Abstract from Dr Geoff Mason's Guest Lecture presented at the Treasury on 21 June 2007.
Dr Geoff Mason
National Institute of Economic and Social Research, London
Geoff Mason is a Senior Research Fellow at the National Institute of Economic and Social Research (NIESR) in London. He has worked at NIESR since 1989 and has extensive experience of applied research studies in the areas of education, training and labour markets. His specialist research interests include cross-country comparisons of productivity, technology and skills in different industries in Britain, the United States and Continental European countries and studies of the UK labour market for graduates, with particular reference to highly-qualified engineers, scientists and IT specialists.
His research projects have led to many different publications, ranging from academic articles in refereed journals and book chapters to government department research reports and occasional newspaper articles in the Financial Times and The Guardian. Recent academic publications include articles in the Journal of Education and Work, Research in Labor Economics, Research Policy, Industry and Innovation, and Work, Employment and Society.
Geoff Mason’s work on graduate utilisation in industry and the UK labour market for engineers and scientists has been widely cited in UK public policy debates and contributed to his being invited to serve on the Royal Society’s Working Group on Higher Education and advisory panels for the National Skills Task Force and the Sector Skills Development Agency.

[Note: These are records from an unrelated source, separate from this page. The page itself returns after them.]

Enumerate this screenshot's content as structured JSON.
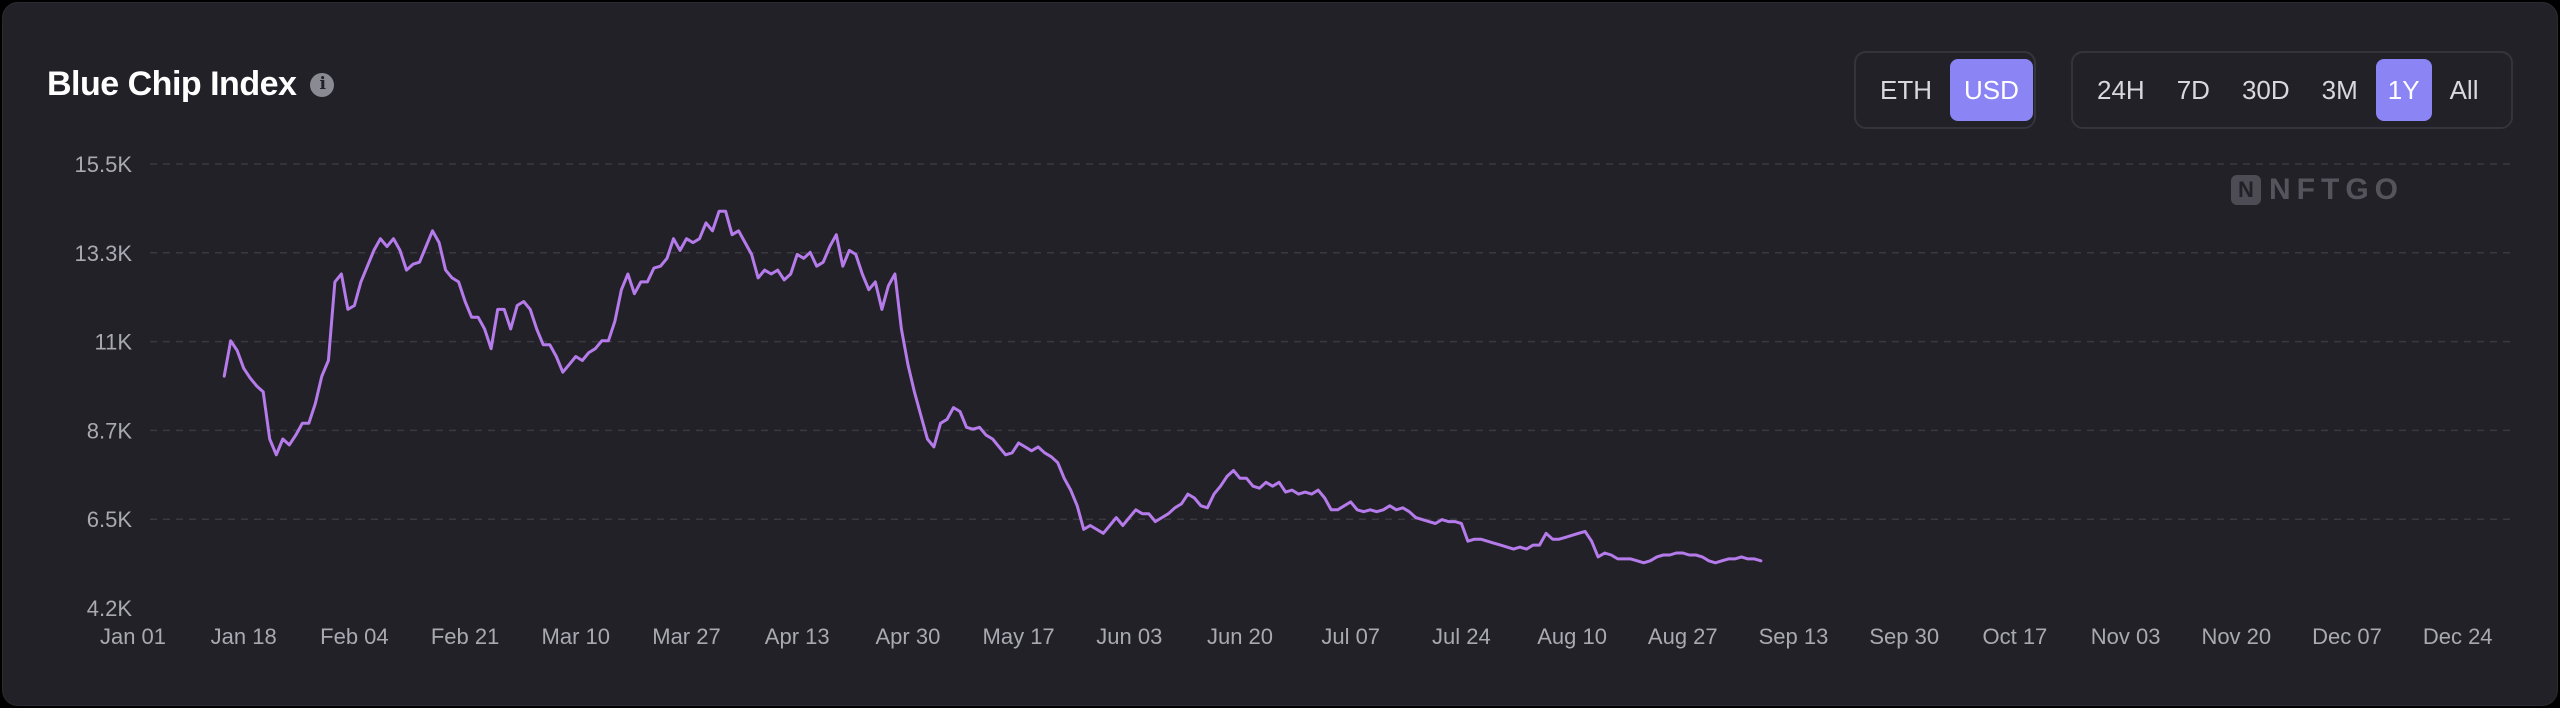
{
  "header": {
    "title": "Blue Chip Index",
    "info_icon": "info-icon"
  },
  "currency_toggle": {
    "options": [
      "ETH",
      "USD"
    ],
    "selected": "USD"
  },
  "range_toggle": {
    "options": [
      "24H",
      "7D",
      "30D",
      "3M",
      "1Y",
      "All"
    ],
    "selected": "1Y"
  },
  "watermark": {
    "logo_letter": "N",
    "text": "NFTGO"
  },
  "colors": {
    "background": "#222127",
    "line": "#b57bea",
    "active_button": "#8a84f5",
    "grid": "#3a3940"
  },
  "chart_data": {
    "type": "line",
    "title": "Blue Chip Index",
    "xlabel": "",
    "ylabel": "",
    "grid": true,
    "y_ticks": [
      "4.2K",
      "6.5K",
      "8.7K",
      "11K",
      "13.3K",
      "15.5K"
    ],
    "y_tick_values": [
      4200,
      6460,
      8720,
      10980,
      13240,
      15500
    ],
    "ylim": [
      4200,
      15500
    ],
    "x_ticks": [
      "Jan 01",
      "Jan 18",
      "Feb 04",
      "Feb 21",
      "Mar 10",
      "Mar 27",
      "Apr 13",
      "Apr 30",
      "May 17",
      "Jun 03",
      "Jun 20",
      "Jul 07",
      "Jul 24",
      "Aug 10",
      "Aug 27",
      "Sep 13",
      "Sep 30",
      "Oct 17",
      "Nov 03",
      "Nov 20",
      "Dec 07",
      "Dec 24"
    ],
    "x_tick_days": [
      0,
      17,
      34,
      51,
      68,
      85,
      102,
      119,
      136,
      153,
      170,
      187,
      204,
      221,
      238,
      255,
      272,
      289,
      306,
      323,
      340,
      357
    ],
    "xlim_days": [
      0,
      362
    ],
    "series": [
      {
        "points": [
          [
            14,
            10100
          ],
          [
            15,
            11000
          ],
          [
            16,
            10750
          ],
          [
            17,
            10300
          ],
          [
            18,
            10050
          ],
          [
            19,
            9850
          ],
          [
            20,
            9700
          ],
          [
            21,
            8500
          ],
          [
            22,
            8100
          ],
          [
            23,
            8500
          ],
          [
            24,
            8350
          ],
          [
            25,
            8600
          ],
          [
            26,
            8900
          ],
          [
            27,
            8900
          ],
          [
            28,
            9400
          ],
          [
            29,
            10100
          ],
          [
            30,
            10500
          ],
          [
            31,
            12500
          ],
          [
            32,
            12700
          ],
          [
            33,
            11800
          ],
          [
            34,
            11900
          ],
          [
            35,
            12500
          ],
          [
            36,
            12900
          ],
          [
            37,
            13300
          ],
          [
            38,
            13600
          ],
          [
            39,
            13400
          ],
          [
            40,
            13600
          ],
          [
            41,
            13300
          ],
          [
            42,
            12800
          ],
          [
            43,
            12950
          ],
          [
            44,
            13000
          ],
          [
            45,
            13400
          ],
          [
            46,
            13800
          ],
          [
            47,
            13500
          ],
          [
            48,
            12800
          ],
          [
            49,
            12600
          ],
          [
            50,
            12500
          ],
          [
            51,
            12000
          ],
          [
            52,
            11600
          ],
          [
            53,
            11600
          ],
          [
            54,
            11300
          ],
          [
            55,
            10800
          ],
          [
            56,
            11800
          ],
          [
            57,
            11800
          ],
          [
            58,
            11300
          ],
          [
            59,
            11900
          ],
          [
            60,
            12000
          ],
          [
            61,
            11800
          ],
          [
            62,
            11300
          ],
          [
            63,
            10900
          ],
          [
            64,
            10900
          ],
          [
            65,
            10600
          ],
          [
            66,
            10200
          ],
          [
            67,
            10400
          ],
          [
            68,
            10600
          ],
          [
            69,
            10500
          ],
          [
            70,
            10700
          ],
          [
            71,
            10800
          ],
          [
            72,
            11000
          ],
          [
            73,
            11000
          ],
          [
            74,
            11500
          ],
          [
            75,
            12300
          ],
          [
            76,
            12700
          ],
          [
            77,
            12200
          ],
          [
            78,
            12500
          ],
          [
            79,
            12500
          ],
          [
            80,
            12850
          ],
          [
            81,
            12900
          ],
          [
            82,
            13100
          ],
          [
            83,
            13600
          ],
          [
            84,
            13300
          ],
          [
            85,
            13600
          ],
          [
            86,
            13500
          ],
          [
            87,
            13600
          ],
          [
            88,
            14000
          ],
          [
            89,
            13800
          ],
          [
            90,
            14300
          ],
          [
            91,
            14300
          ],
          [
            92,
            13700
          ],
          [
            93,
            13800
          ],
          [
            94,
            13500
          ],
          [
            95,
            13200
          ],
          [
            96,
            12600
          ],
          [
            97,
            12800
          ],
          [
            98,
            12700
          ],
          [
            99,
            12800
          ],
          [
            100,
            12550
          ],
          [
            101,
            12700
          ],
          [
            102,
            13200
          ],
          [
            103,
            13100
          ],
          [
            104,
            13250
          ],
          [
            105,
            12900
          ],
          [
            106,
            13000
          ],
          [
            107,
            13400
          ],
          [
            108,
            13700
          ],
          [
            109,
            12900
          ],
          [
            110,
            13300
          ],
          [
            111,
            13200
          ],
          [
            112,
            12700
          ],
          [
            113,
            12300
          ],
          [
            114,
            12500
          ],
          [
            115,
            11800
          ],
          [
            116,
            12400
          ],
          [
            117,
            12700
          ],
          [
            118,
            11300
          ],
          [
            119,
            10400
          ],
          [
            120,
            9700
          ],
          [
            121,
            9100
          ],
          [
            122,
            8500
          ],
          [
            123,
            8300
          ],
          [
            124,
            8900
          ],
          [
            125,
            9000
          ],
          [
            126,
            9300
          ],
          [
            127,
            9200
          ],
          [
            128,
            8800
          ],
          [
            129,
            8750
          ],
          [
            130,
            8800
          ],
          [
            131,
            8600
          ],
          [
            132,
            8500
          ],
          [
            133,
            8300
          ],
          [
            134,
            8100
          ],
          [
            135,
            8150
          ],
          [
            136,
            8400
          ],
          [
            137,
            8300
          ],
          [
            138,
            8200
          ],
          [
            139,
            8300
          ],
          [
            140,
            8150
          ],
          [
            141,
            8050
          ],
          [
            142,
            7900
          ],
          [
            143,
            7500
          ],
          [
            144,
            7200
          ],
          [
            145,
            6800
          ],
          [
            146,
            6200
          ],
          [
            147,
            6300
          ],
          [
            148,
            6200
          ],
          [
            149,
            6100
          ],
          [
            150,
            6300
          ],
          [
            151,
            6500
          ],
          [
            152,
            6300
          ],
          [
            153,
            6500
          ],
          [
            154,
            6700
          ],
          [
            155,
            6600
          ],
          [
            156,
            6600
          ],
          [
            157,
            6400
          ],
          [
            158,
            6500
          ],
          [
            159,
            6600
          ],
          [
            160,
            6750
          ],
          [
            161,
            6850
          ],
          [
            162,
            7100
          ],
          [
            163,
            7000
          ],
          [
            164,
            6800
          ],
          [
            165,
            6750
          ],
          [
            166,
            7100
          ],
          [
            167,
            7300
          ],
          [
            168,
            7550
          ],
          [
            169,
            7700
          ],
          [
            170,
            7500
          ],
          [
            171,
            7500
          ],
          [
            172,
            7300
          ],
          [
            173,
            7250
          ],
          [
            174,
            7400
          ],
          [
            175,
            7300
          ],
          [
            176,
            7400
          ],
          [
            177,
            7150
          ],
          [
            178,
            7200
          ],
          [
            179,
            7100
          ],
          [
            180,
            7150
          ],
          [
            181,
            7100
          ],
          [
            182,
            7200
          ],
          [
            183,
            7000
          ],
          [
            184,
            6700
          ],
          [
            185,
            6700
          ],
          [
            186,
            6800
          ],
          [
            187,
            6900
          ],
          [
            188,
            6700
          ],
          [
            189,
            6650
          ],
          [
            190,
            6700
          ],
          [
            191,
            6650
          ],
          [
            192,
            6700
          ],
          [
            193,
            6800
          ],
          [
            194,
            6700
          ],
          [
            195,
            6750
          ],
          [
            196,
            6650
          ],
          [
            197,
            6500
          ],
          [
            198,
            6450
          ],
          [
            199,
            6400
          ],
          [
            200,
            6350
          ],
          [
            201,
            6450
          ],
          [
            202,
            6400
          ],
          [
            203,
            6400
          ],
          [
            204,
            6350
          ],
          [
            205,
            5900
          ],
          [
            206,
            5950
          ],
          [
            207,
            5950
          ],
          [
            208,
            5900
          ],
          [
            209,
            5850
          ],
          [
            210,
            5800
          ],
          [
            211,
            5750
          ],
          [
            212,
            5700
          ],
          [
            213,
            5750
          ],
          [
            214,
            5700
          ],
          [
            215,
            5800
          ],
          [
            216,
            5800
          ],
          [
            217,
            6100
          ],
          [
            218,
            5950
          ],
          [
            219,
            5950
          ],
          [
            220,
            6000
          ],
          [
            221,
            6050
          ],
          [
            222,
            6100
          ],
          [
            223,
            6150
          ],
          [
            224,
            5900
          ],
          [
            225,
            5500
          ],
          [
            226,
            5600
          ],
          [
            227,
            5550
          ],
          [
            228,
            5450
          ],
          [
            229,
            5450
          ],
          [
            230,
            5450
          ],
          [
            231,
            5400
          ],
          [
            232,
            5350
          ],
          [
            233,
            5400
          ],
          [
            234,
            5500
          ],
          [
            235,
            5550
          ],
          [
            236,
            5550
          ],
          [
            237,
            5600
          ],
          [
            238,
            5600
          ],
          [
            239,
            5550
          ],
          [
            240,
            5550
          ],
          [
            241,
            5500
          ],
          [
            242,
            5400
          ],
          [
            243,
            5350
          ],
          [
            244,
            5400
          ],
          [
            245,
            5450
          ],
          [
            246,
            5450
          ],
          [
            247,
            5500
          ],
          [
            248,
            5450
          ],
          [
            249,
            5450
          ],
          [
            250,
            5400
          ]
        ],
        "x_scale_note_days": "x in days since Jan 01"
      }
    ]
  }
}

International productivity comparisons suggest that, at aggregate economy level, NZ has a marked productivity deficit relative to many other OECD nations. However, beneath this overall story there is considerable sectoral variation. This lecture will present new estimates of relative productivity performance for 21 different market sectors, identifying which NZ sectors compare favourably with the UK, France, Germany and the USA and which ones are lagging behind. The key factors underlying this pattern of performance will be assessed, in particular, inter-country differences in physical capital-intensity, labour quality, innovation and efficiency of resource utilisation.